At another place, closer to the core of society, weblogs are feared or optimistically identified as an alternative to (supposedly) an outdated form of journalism. In this sense, weblogs are regarded as the authentic, subjective revenge of the citizen who is enslaved to mass media (see above). Weblogs, or respectively their authors, in some cases (but not in all of them), write in opposition to conventional reporting based on certain interests of the media corporations that are in turn directed by political and economic pressures. The blogger is (ideally) free of such pressures and is able to position himself/herself as an individual. Some mass media have posed, in light of the upcoming US-American presidential elections, the question, whether the results will be affected by bloggers or respectively by reading weblogs. I do not believe this will be the case yet. However, the creation of alternative publics by means of new technologies will remain a less deceiving fact. This is neither utopia nor dystopia but rather reality. Digital-or even virtual-communities do exist, and they operate very successfully. Nonetheless, they do not yet represent emancipation per se, unless emancipation is defined as the creation of new opportunities for community building. However, in this sense the widespread use of the automobile could also be regarded as the emancipation of space and time.

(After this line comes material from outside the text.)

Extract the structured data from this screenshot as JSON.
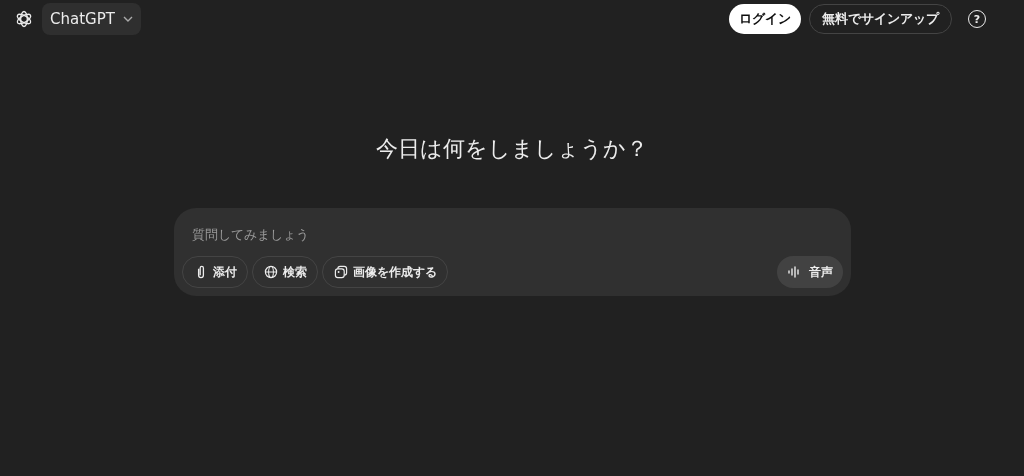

In conclusion, I would like to note that new social and societal formats based on the application of Social Software are of immeasurable value. Here I would like to recall the application of Social Software in the context of business transactions. Technology has impacted – from the perspective of resources and format – the character of the increase of productivity and communication aggregation. In this sense, more people are able to generate content, to consume it or to interact with each other. According to the principles of Emergence or complexity theory, this should inevitably result in an increase of intelligence within society as a whole. This alone makes changes in society foreseeable. In other words, the participatory character is transferred onto another level. I would, however, not regard this in emancipating terms – to answer the opening question. Admittedly, the idea of leaving Ã¡ la Münchhausen, by means of technical prostheses, the state of self-inflicted slavery via oneâ€™s own past, may seem rather romantic, but at the same time it could also be merely another form of escapism.
Social Software provides new sources and concepts of global networking and local agency, which leave up to the individual to decide whether and how society in general, and oneâ€™s personal and work life in particular, may be altered. One thing is certain, Social Software enables us to approach each other more easily and often and communicate with one another to an increasing extent.
Please consult this volume with that in mind and enjoy the richness and diversity of topics focusing on weblogs as the communicative avantgarde of Social Software that were presented at BlogTalk 2.0 (http://blogtalk.net) and compiled here in a traditional format.
Thomas N. Burg, Head of the Center for New Media at the Danube University Krems is an explorer and an expert for Social Software. He is particularly interested in analyzing and applying innovative technologies that generate new social processes. In this context, he has been consulting corporations, the public authorities, political parties, associations, NGOs, NPOs, individuals, clubs etc. His personal weblog: http://randgaenge.net.
Krems, October 2004